by annelaurenceb on September 18, 2014 - 11:43pm
Even though the death penalty is abolished in the majority of the countries of the world, in some countries it is still in effect as of today. I believe that this is something that should be changed in the world, and even though major progresses have been made about this situation, it is still an important ethical problem.
The death penalty occurs when someone is convicted of a major crime, and instead of imprisoning the criminal, he is sentenced to death. This practice is considered unethical since this act’s intrinsic value of killing humans is simply wrong and all humans should have an ultimate value no matter what happened. The humanistic principles that put man above everything else should be used in this case to prove that no matter what a man have done, there should be no reason for a man to kill another man. This could also be seen in another way, which is that the value of an act depends on its consequences, and if the death penalty is allowed and that a man is killed because he has been convicted, but that he is later discovered innocent, the death penalty is now simply wrong since he has been murdered for something he didn’t do. This principle has been demonstrated many times, and it is the fact that sometimes mistakes can be made and the criminal that has been sentenced to death can actually be innocent. Death penalty is obviously not reversible and in the case of a mistake, there is nothing that can be done to bring back the person that has been sentenced to death.

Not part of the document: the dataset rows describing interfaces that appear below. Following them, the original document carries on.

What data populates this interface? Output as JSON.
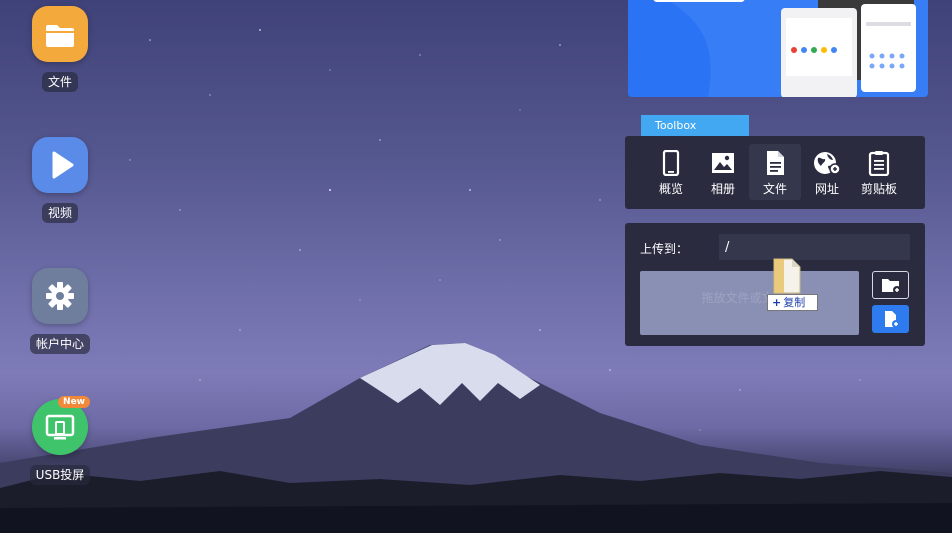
{
  "desktop": {
    "icons": [
      {
        "label": "文件",
        "icon": "folder-icon"
      },
      {
        "label": "视频",
        "icon": "play-icon"
      },
      {
        "label": "帐户中心",
        "icon": "gear-icon"
      },
      {
        "label": "USB投屏",
        "icon": "screen-cast-icon",
        "badge": "New"
      }
    ]
  },
  "toolbox": {
    "tab_label": "Toolbox",
    "tools": [
      {
        "label": "概览",
        "icon": "phone-icon"
      },
      {
        "label": "相册",
        "icon": "image-icon"
      },
      {
        "label": "文件",
        "icon": "document-icon",
        "active": true
      },
      {
        "label": "网址",
        "icon": "globe-icon"
      },
      {
        "label": "剪贴板",
        "icon": "clipboard-icon"
      }
    ]
  },
  "upload": {
    "label": "上传到：",
    "path": "/",
    "dropzone_text": "拖放文件或文件夹",
    "drag_tooltip": "复制"
  },
  "colors": {
    "accent": "#2e7bf0",
    "toolbox_tab": "#42a8f2",
    "panel_bg": "#2a2b3f"
  }
}
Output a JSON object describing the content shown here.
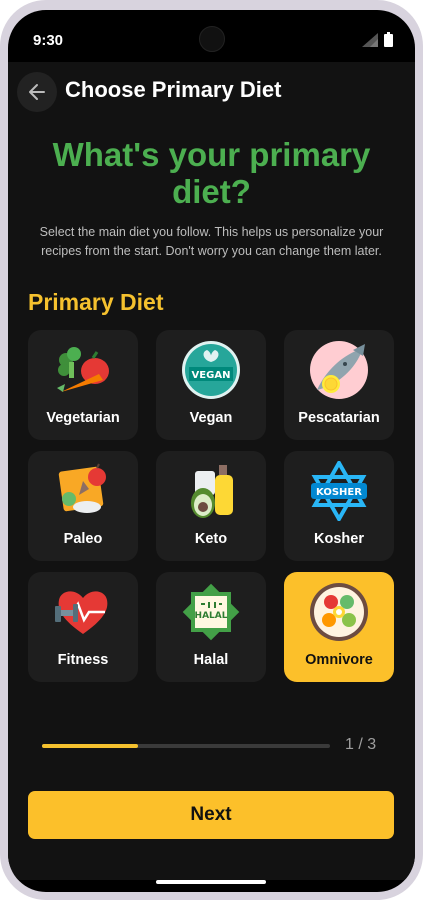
{
  "status_bar": {
    "time": "9:30",
    "icons": [
      "signal-icon",
      "battery-icon"
    ]
  },
  "header": {
    "title": "Choose Primary Diet",
    "back_icon": "arrow-left-icon"
  },
  "question": "What's your primary diet?",
  "subtitle": "Select the main diet you follow. This helps us personalize your recipes from the start. Don't worry you can change them later.",
  "section_title": "Primary Diet",
  "diets": [
    {
      "label": "Vegetarian",
      "icon": "vegetables-icon",
      "selected": false
    },
    {
      "label": "Vegan",
      "icon": "vegan-badge-icon",
      "selected": false
    },
    {
      "label": "Pescatarian",
      "icon": "fish-icon",
      "selected": false
    },
    {
      "label": "Paleo",
      "icon": "paleo-food-icon",
      "selected": false
    },
    {
      "label": "Keto",
      "icon": "avocado-oil-icon",
      "selected": false
    },
    {
      "label": "Kosher",
      "icon": "kosher-star-icon",
      "selected": false
    },
    {
      "label": "Fitness",
      "icon": "heart-dumbbell-icon",
      "selected": false
    },
    {
      "label": "Halal",
      "icon": "halal-badge-icon",
      "selected": false
    },
    {
      "label": "Omnivore",
      "icon": "salad-bowl-icon",
      "selected": true
    }
  ],
  "icon_text": {
    "vegan": "VEGAN",
    "kosher": "KOSHER",
    "halal": "HALAL"
  },
  "progress": {
    "current": 1,
    "total": 3,
    "label": "1 / 3"
  },
  "next_label": "Next",
  "colors": {
    "accent": "#fcc02a",
    "title_green": "#4caf50",
    "background": "#121212",
    "card": "#1e1e1e"
  }
}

For example, there has been 30 wrongful convictions in the state of Texas since 2001, where the death penalty is still a practice that is used. These wrongful convictions demonstrate the principle that the consequences could be become the main issue here, and the fact that these people were wrongfully convicted should lead to rethink the idea that a lot of innocent people have been killed and that they should not have been. Sentences such as prison for life should be put forward and used more often if necessary instead of using death penalty, where there is no going back. The numbers of crimes committed won’t be affected by the number of people that are convicted to a death penalty sentence and it won’t affect the comportment and behavior of individuals in the society.

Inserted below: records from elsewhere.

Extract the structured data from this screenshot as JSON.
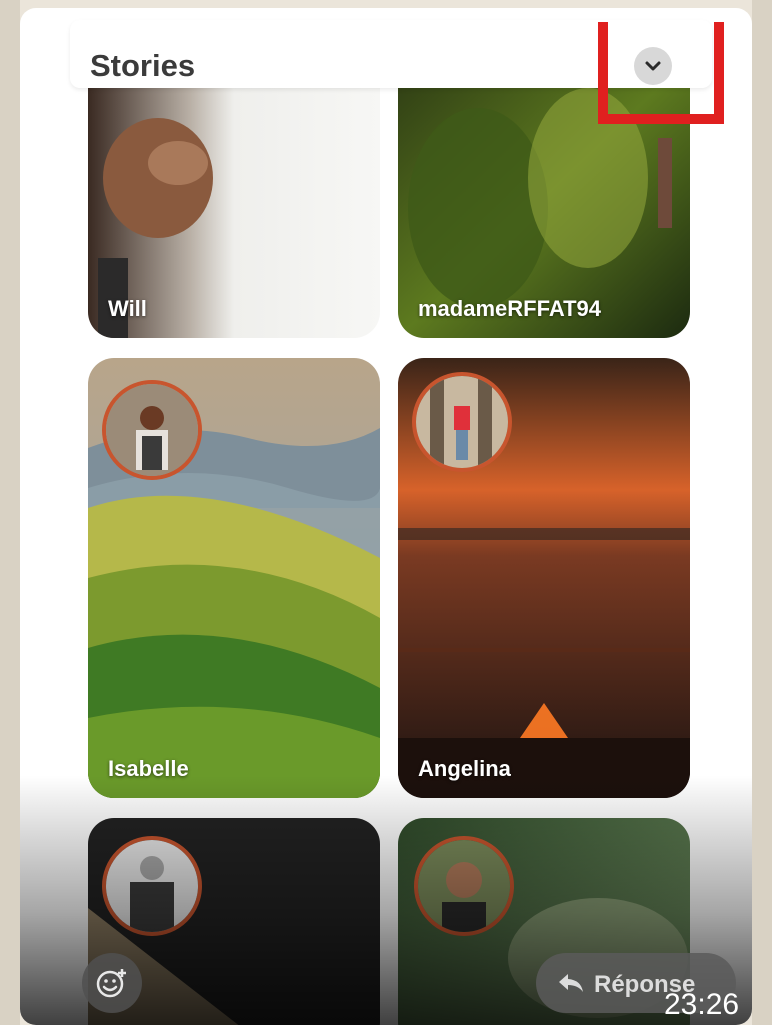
{
  "header": {
    "title": "Stories"
  },
  "stories": [
    {
      "name": "Will"
    },
    {
      "name": "madameRFFAT94"
    },
    {
      "name": "Isabelle"
    },
    {
      "name": "Angelina"
    },
    {
      "name": ""
    },
    {
      "name": ""
    }
  ],
  "reply": {
    "label": "Réponse",
    "icon": "reply-arrow-icon"
  },
  "message": {
    "time": "23:26"
  },
  "colors": {
    "highlight": "#e0201f",
    "avatar_ring": "#c8552e"
  }
}
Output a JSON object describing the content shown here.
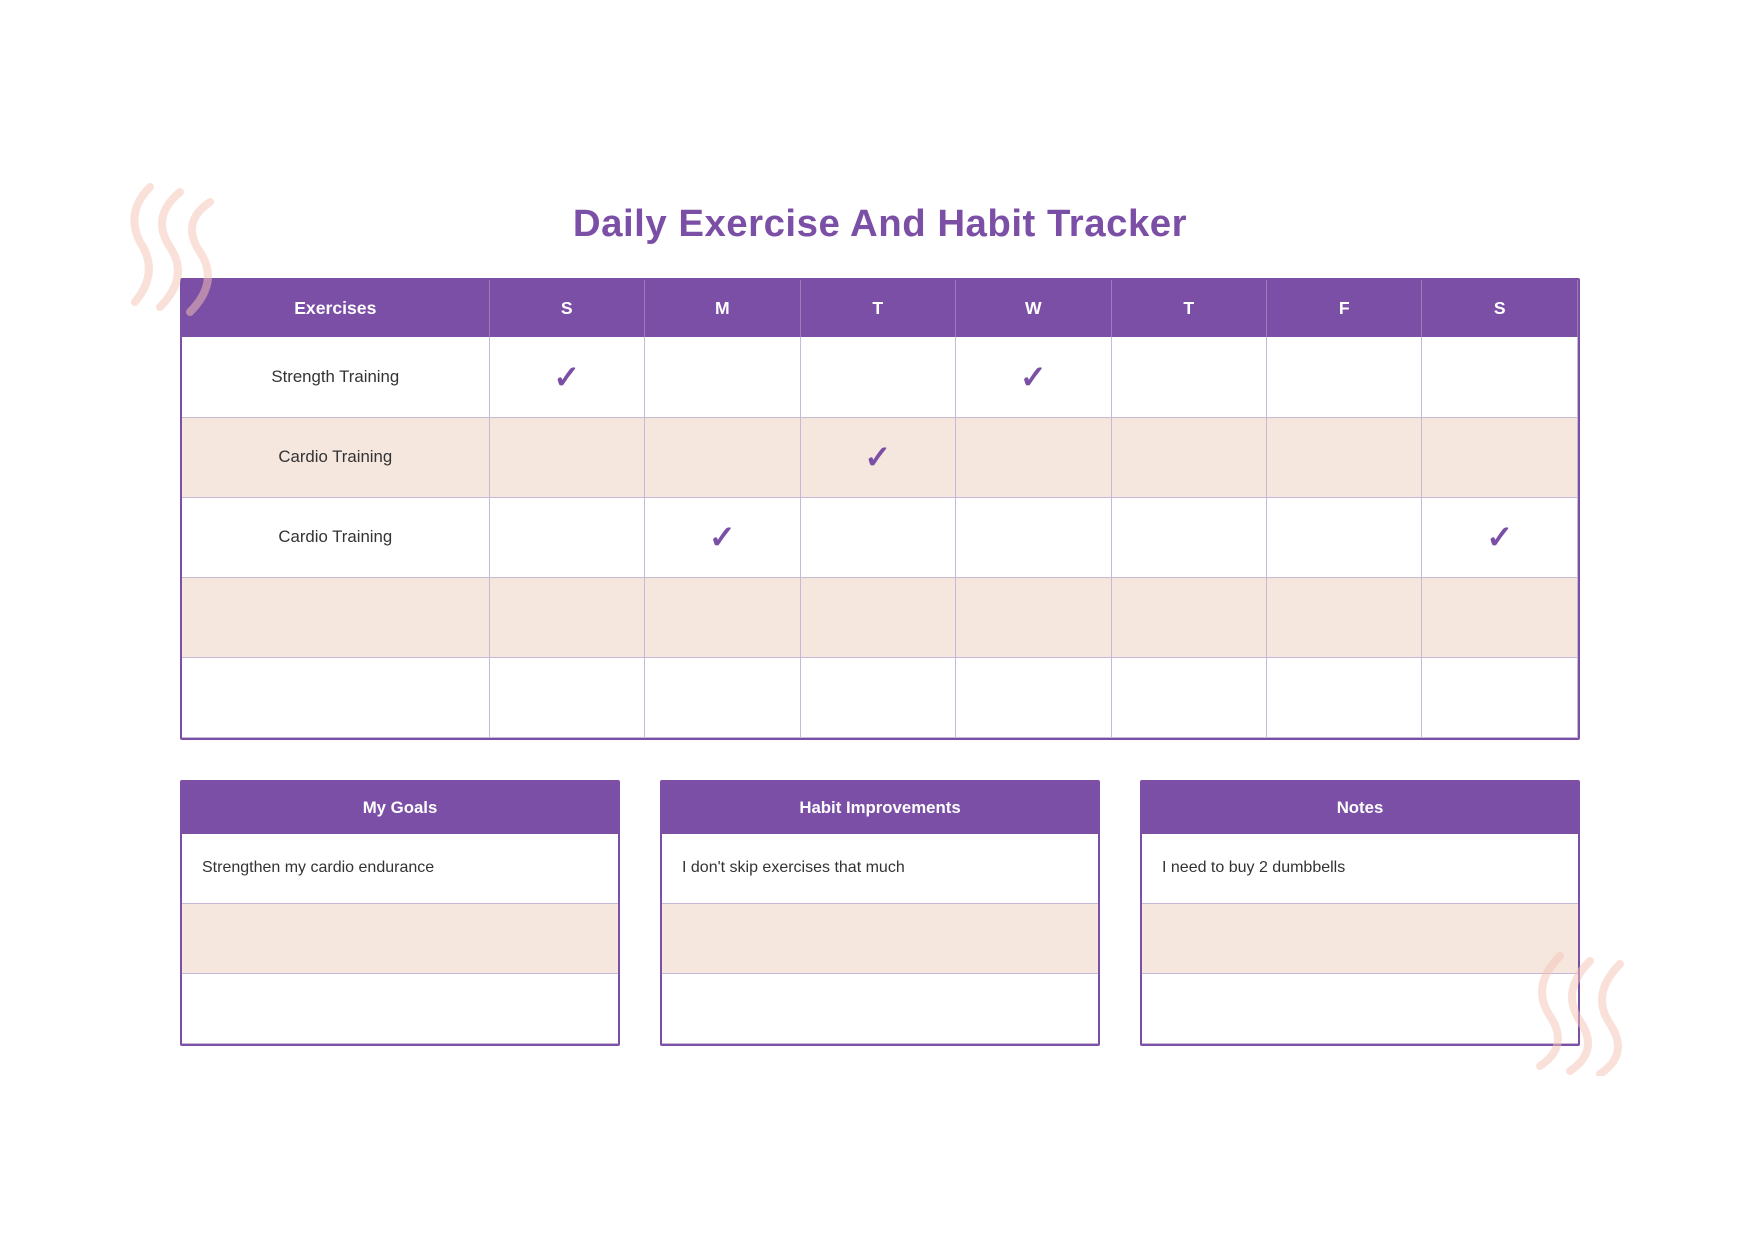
{
  "title": "Daily Exercise And Habit Tracker",
  "table": {
    "headers": [
      "Exercises",
      "S",
      "M",
      "T",
      "W",
      "T",
      "F",
      "S"
    ],
    "rows": [
      {
        "exercise": "Strength Training",
        "days": [
          true,
          false,
          false,
          true,
          false,
          false,
          false
        ]
      },
      {
        "exercise": "Cardio Training",
        "days": [
          false,
          false,
          true,
          false,
          false,
          false,
          false
        ]
      },
      {
        "exercise": "Cardio Training",
        "days": [
          false,
          true,
          false,
          false,
          false,
          false,
          true
        ]
      },
      {
        "exercise": "",
        "days": [
          false,
          false,
          false,
          false,
          false,
          false,
          false
        ]
      },
      {
        "exercise": "",
        "days": [
          false,
          false,
          false,
          false,
          false,
          false,
          false
        ]
      }
    ]
  },
  "goals": {
    "header": "My Goals",
    "rows": [
      "Strengthen my cardio endurance",
      "",
      ""
    ]
  },
  "improvements": {
    "header": "Habit Improvements",
    "rows": [
      "I don't skip exercises that much",
      "",
      ""
    ]
  },
  "notes": {
    "header": "Notes",
    "rows": [
      "I need to buy 2 dumbbells",
      "",
      ""
    ]
  },
  "colors": {
    "purple": "#7b4fa6",
    "peach": "#f5e6de",
    "white": "#ffffff"
  }
}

People that disagree with this point of view could say that the people who receive the death penalty really deserved it and because of the consequences of their acts, they deserve to be sentenced with the death penalty. It could also be argued that it is only a small percentage of criminals that are going to be wrongfully convicted and that it is not significant enough to be considered, but to oppose this point of view it is necessary to ask if taking the life of innocent people, even if they represent a minority, is worth taking into consideration. There is also the idea that no other solution is possible since these criminals could do it again. It is true that it has been proven that these people might do criminal acts before if they’ve already done it, and that nothing guarantees that they won’t be recidivists, but if more measures were taken to take care of these criminals, especially psychologically, the results may be different.

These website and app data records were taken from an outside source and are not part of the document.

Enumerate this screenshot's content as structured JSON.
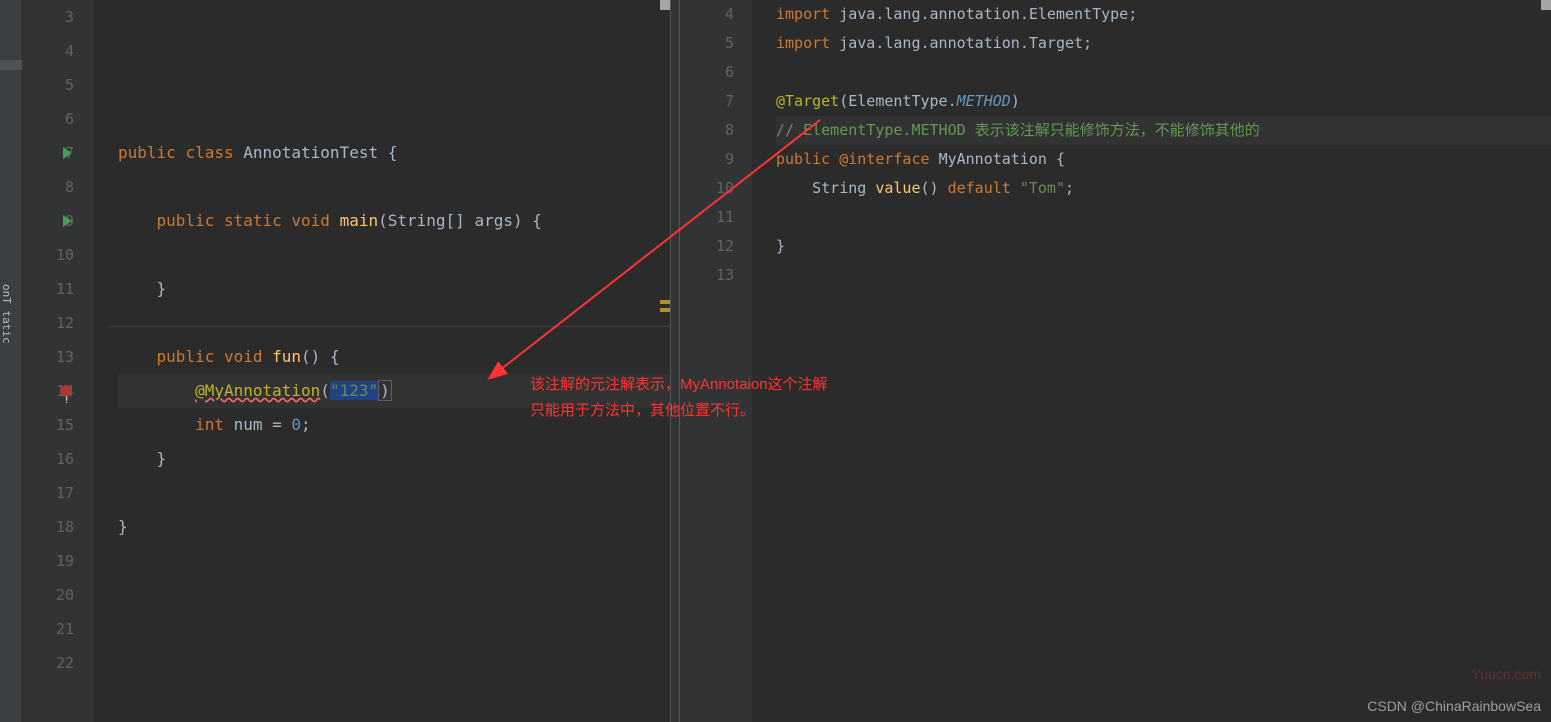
{
  "leftTab": {
    "label": "onT\ntatic"
  },
  "leftPane": {
    "startLine": 3,
    "lines": [
      {
        "n": 3,
        "indent": 0,
        "tokens": []
      },
      {
        "n": 4,
        "indent": 0,
        "tokens": []
      },
      {
        "n": 5,
        "indent": 0,
        "tokens": []
      },
      {
        "n": 6,
        "indent": 0,
        "tokens": []
      },
      {
        "n": 7,
        "indent": 0,
        "run": true,
        "tokens": [
          {
            "t": "public ",
            "c": "kw"
          },
          {
            "t": "class ",
            "c": "kw"
          },
          {
            "t": "AnnotationTest ",
            "c": "cls"
          },
          {
            "t": "{",
            "c": ""
          }
        ]
      },
      {
        "n": 8,
        "indent": 0,
        "tokens": []
      },
      {
        "n": 9,
        "indent": 1,
        "run": true,
        "tokens": [
          {
            "t": "public ",
            "c": "kw"
          },
          {
            "t": "static ",
            "c": "kw"
          },
          {
            "t": "void ",
            "c": "kw"
          },
          {
            "t": "main",
            "c": "method"
          },
          {
            "t": "(",
            "c": ""
          },
          {
            "t": "String",
            "c": "cls"
          },
          {
            "t": "[] ",
            "c": ""
          },
          {
            "t": "args",
            "c": "cls"
          },
          {
            "t": ") {",
            "c": ""
          }
        ]
      },
      {
        "n": 10,
        "indent": 0,
        "tokens": []
      },
      {
        "n": 11,
        "indent": 1,
        "tokens": [
          {
            "t": "}",
            "c": ""
          }
        ]
      },
      {
        "n": 12,
        "indent": 0,
        "tokens": [],
        "sep": true
      },
      {
        "n": 13,
        "indent": 1,
        "tokens": [
          {
            "t": "public ",
            "c": "kw"
          },
          {
            "t": "void ",
            "c": "kw"
          },
          {
            "t": "fun",
            "c": "method"
          },
          {
            "t": "() {",
            "c": ""
          }
        ]
      },
      {
        "n": 14,
        "indent": 2,
        "cursor": true,
        "error": true,
        "tokens": [
          {
            "t": "@MyAnnotation",
            "c": "ann error-underline"
          },
          {
            "t": "(",
            "c": ""
          },
          {
            "t": "\"123\"",
            "c": "str selection"
          },
          {
            "t": ")",
            "c": "caret-border"
          }
        ]
      },
      {
        "n": 15,
        "indent": 2,
        "tokens": [
          {
            "t": "int ",
            "c": "kw"
          },
          {
            "t": "num = ",
            "c": "cls"
          },
          {
            "t": "0",
            "c": "num"
          },
          {
            "t": ";",
            "c": ""
          }
        ]
      },
      {
        "n": 16,
        "indent": 1,
        "tokens": [
          {
            "t": "}",
            "c": ""
          }
        ]
      },
      {
        "n": 17,
        "indent": 0,
        "tokens": []
      },
      {
        "n": 18,
        "indent": 0,
        "tokens": [
          {
            "t": "}",
            "c": ""
          }
        ]
      },
      {
        "n": 19,
        "indent": 0,
        "tokens": []
      },
      {
        "n": 20,
        "indent": 0,
        "tokens": []
      },
      {
        "n": 21,
        "indent": 0,
        "tokens": []
      },
      {
        "n": 22,
        "indent": 0,
        "tokens": []
      }
    ]
  },
  "rightPane": {
    "lines": [
      {
        "n": 4,
        "indent": 0,
        "tokens": [
          {
            "t": "import ",
            "c": "kw"
          },
          {
            "t": "java.lang.annotation.ElementType;",
            "c": "cls"
          }
        ]
      },
      {
        "n": 5,
        "indent": 0,
        "tokens": [
          {
            "t": "import ",
            "c": "kw"
          },
          {
            "t": "java.lang.annotation.Target;",
            "c": "cls"
          }
        ]
      },
      {
        "n": 6,
        "indent": 0,
        "tokens": []
      },
      {
        "n": 7,
        "indent": 0,
        "tokens": [
          {
            "t": "@Target",
            "c": "ann"
          },
          {
            "t": "(",
            "c": ""
          },
          {
            "t": "ElementType",
            "c": "cls"
          },
          {
            "t": ".",
            "c": ""
          },
          {
            "t": "METHOD",
            "c": "num",
            "italic": true
          },
          {
            "t": ")",
            "c": ""
          }
        ]
      },
      {
        "n": 8,
        "indent": 0,
        "cursor": true,
        "tokens": [
          {
            "t": "// ",
            "c": "comment"
          },
          {
            "t": "ElementType.METHOD ",
            "c": "comment-green"
          },
          {
            "t": "表示该注解只能修饰方法，不能修饰其他的",
            "c": "comment-green"
          }
        ]
      },
      {
        "n": 9,
        "indent": 0,
        "tokens": [
          {
            "t": "public ",
            "c": "kw"
          },
          {
            "t": "@interface ",
            "c": "kw"
          },
          {
            "t": "MyAnnotation ",
            "c": "cls"
          },
          {
            "t": "{",
            "c": ""
          }
        ]
      },
      {
        "n": 10,
        "indent": 1,
        "tokens": [
          {
            "t": "String ",
            "c": "cls"
          },
          {
            "t": "value",
            "c": "method"
          },
          {
            "t": "() ",
            "c": ""
          },
          {
            "t": "default ",
            "c": "kw"
          },
          {
            "t": "\"Tom\"",
            "c": "str"
          },
          {
            "t": ";",
            "c": ""
          }
        ]
      },
      {
        "n": 11,
        "indent": 0,
        "tokens": []
      },
      {
        "n": 12,
        "indent": 0,
        "tokens": [
          {
            "t": "}",
            "c": ""
          }
        ]
      },
      {
        "n": 13,
        "indent": 0,
        "tokens": []
      }
    ]
  },
  "annotation": {
    "line1": "该注解的元注解表示，MyAnnotaion这个注解",
    "line2": "只能用于方法中，其他位置不行。"
  },
  "watermarks": {
    "yuucn": "Yuucn.com",
    "csdn": "CSDN @ChinaRainbowSea"
  }
}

To conclude, allowing death penalty is something that should be changed in the world since I believe it is unethical. People should question themselves about this issue by asking themselves if someone punches you in the face, should you be allowed to punch them back, and if so wouldn’t this only make the situation worse?
Jesse, Walker. "No Messing With Death." American Spectator 47.6 (2014):23. Academic Search Premier. Web. 16 Sept. 2014.
Kevin, Johnson, and TODAY USA. "Death penalty support shifts." USA TODAY n.d.: Academic Search Premier. Web. 16 Sept. 2014.